The junk food decades from the 1950s to the 2000s meant that a lot of kids were born who inherited the epigenetic legacy of their parents’ poor diet and environment. We know that what you eat affects your health – now we also know it affects your genes and is an undesirable legacy to your children. I won’t go into the detail of DNA methylation and transfer RNAs, but suffice to say that if a father or a mother eats too much sugary and industrial food and is exposed to environmental contaminants such as pesticides, food colouring and preservatives their baby’s start in life is clouded and the kid is more likely to suffer impaired insulin tolerance that could lead to diabetes. The good news is that epigenetics cuts both ways. A lot of the crap that used to screw up our genes is now out of the system – things like DDT, lead, hydrogenated fat, toxic dyes and preservatives and high levels of pesticide, fungicide and herbicide residues in our food are all non-existent or much lower. So going forward we could be passing on healthier and more robust genes.
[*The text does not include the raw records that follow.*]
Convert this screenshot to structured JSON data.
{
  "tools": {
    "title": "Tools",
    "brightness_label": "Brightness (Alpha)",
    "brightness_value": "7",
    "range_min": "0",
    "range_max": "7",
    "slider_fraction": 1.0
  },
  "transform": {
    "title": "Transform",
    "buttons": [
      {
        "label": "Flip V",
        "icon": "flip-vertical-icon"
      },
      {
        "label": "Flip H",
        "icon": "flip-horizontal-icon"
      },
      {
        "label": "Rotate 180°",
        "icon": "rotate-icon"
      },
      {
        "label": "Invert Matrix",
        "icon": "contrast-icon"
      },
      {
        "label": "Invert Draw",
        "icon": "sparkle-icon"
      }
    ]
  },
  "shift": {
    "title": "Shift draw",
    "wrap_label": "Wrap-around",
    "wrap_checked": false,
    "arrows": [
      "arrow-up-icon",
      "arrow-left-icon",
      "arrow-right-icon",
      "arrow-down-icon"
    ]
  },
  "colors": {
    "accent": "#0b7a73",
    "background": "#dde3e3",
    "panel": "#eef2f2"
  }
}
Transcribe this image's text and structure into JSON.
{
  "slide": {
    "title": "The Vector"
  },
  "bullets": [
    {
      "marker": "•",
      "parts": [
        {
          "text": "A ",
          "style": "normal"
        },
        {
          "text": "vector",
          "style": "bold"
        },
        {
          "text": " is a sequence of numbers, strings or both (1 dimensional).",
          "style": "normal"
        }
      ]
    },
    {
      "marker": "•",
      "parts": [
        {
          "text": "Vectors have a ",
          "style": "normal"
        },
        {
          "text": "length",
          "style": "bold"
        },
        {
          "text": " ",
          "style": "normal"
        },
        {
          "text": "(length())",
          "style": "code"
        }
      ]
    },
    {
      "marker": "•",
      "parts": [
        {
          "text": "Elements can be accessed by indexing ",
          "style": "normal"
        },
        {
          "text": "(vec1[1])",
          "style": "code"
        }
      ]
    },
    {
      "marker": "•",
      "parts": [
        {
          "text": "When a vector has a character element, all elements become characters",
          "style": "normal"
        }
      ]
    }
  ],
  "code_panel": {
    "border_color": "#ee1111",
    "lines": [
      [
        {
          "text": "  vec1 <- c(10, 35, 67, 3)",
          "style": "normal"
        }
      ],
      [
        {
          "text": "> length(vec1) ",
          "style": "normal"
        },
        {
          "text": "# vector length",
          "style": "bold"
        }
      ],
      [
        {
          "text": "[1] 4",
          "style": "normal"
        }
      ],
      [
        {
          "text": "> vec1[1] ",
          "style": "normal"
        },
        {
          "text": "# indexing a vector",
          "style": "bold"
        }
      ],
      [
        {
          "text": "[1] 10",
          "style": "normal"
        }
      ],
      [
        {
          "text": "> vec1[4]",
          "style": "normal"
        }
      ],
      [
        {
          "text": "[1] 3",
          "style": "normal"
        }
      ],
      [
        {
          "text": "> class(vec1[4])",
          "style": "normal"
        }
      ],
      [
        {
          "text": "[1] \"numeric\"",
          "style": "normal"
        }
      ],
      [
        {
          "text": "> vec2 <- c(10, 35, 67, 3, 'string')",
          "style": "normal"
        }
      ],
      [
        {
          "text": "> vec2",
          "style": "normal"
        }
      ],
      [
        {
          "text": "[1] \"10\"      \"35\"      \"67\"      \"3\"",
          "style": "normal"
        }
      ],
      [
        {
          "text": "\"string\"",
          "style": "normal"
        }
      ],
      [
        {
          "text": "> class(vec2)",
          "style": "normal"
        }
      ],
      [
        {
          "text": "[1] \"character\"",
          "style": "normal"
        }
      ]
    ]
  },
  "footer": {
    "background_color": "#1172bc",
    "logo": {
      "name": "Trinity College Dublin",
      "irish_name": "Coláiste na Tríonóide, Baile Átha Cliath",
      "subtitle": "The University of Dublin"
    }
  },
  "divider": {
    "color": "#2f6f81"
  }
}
When we launched Yin-Yang Ltd, the macrobiotic food company that would morph into Whole Earth, Vegeburger and Green & Black’s, we thought the healthy eating revolution would be over by the early 1970s. It was so obvious. We naively thought everyone would go for it – after all, who didn’t want to live a long and healthy life? As my brother Gregory said, we were looking at the future through the wrong end of the telescope. We saw the future, we were just out by 40 or 50 years. Boo-hoo about the ruined lives along the way, but hip hip hurrah for the coming reversal of humanity’s decline.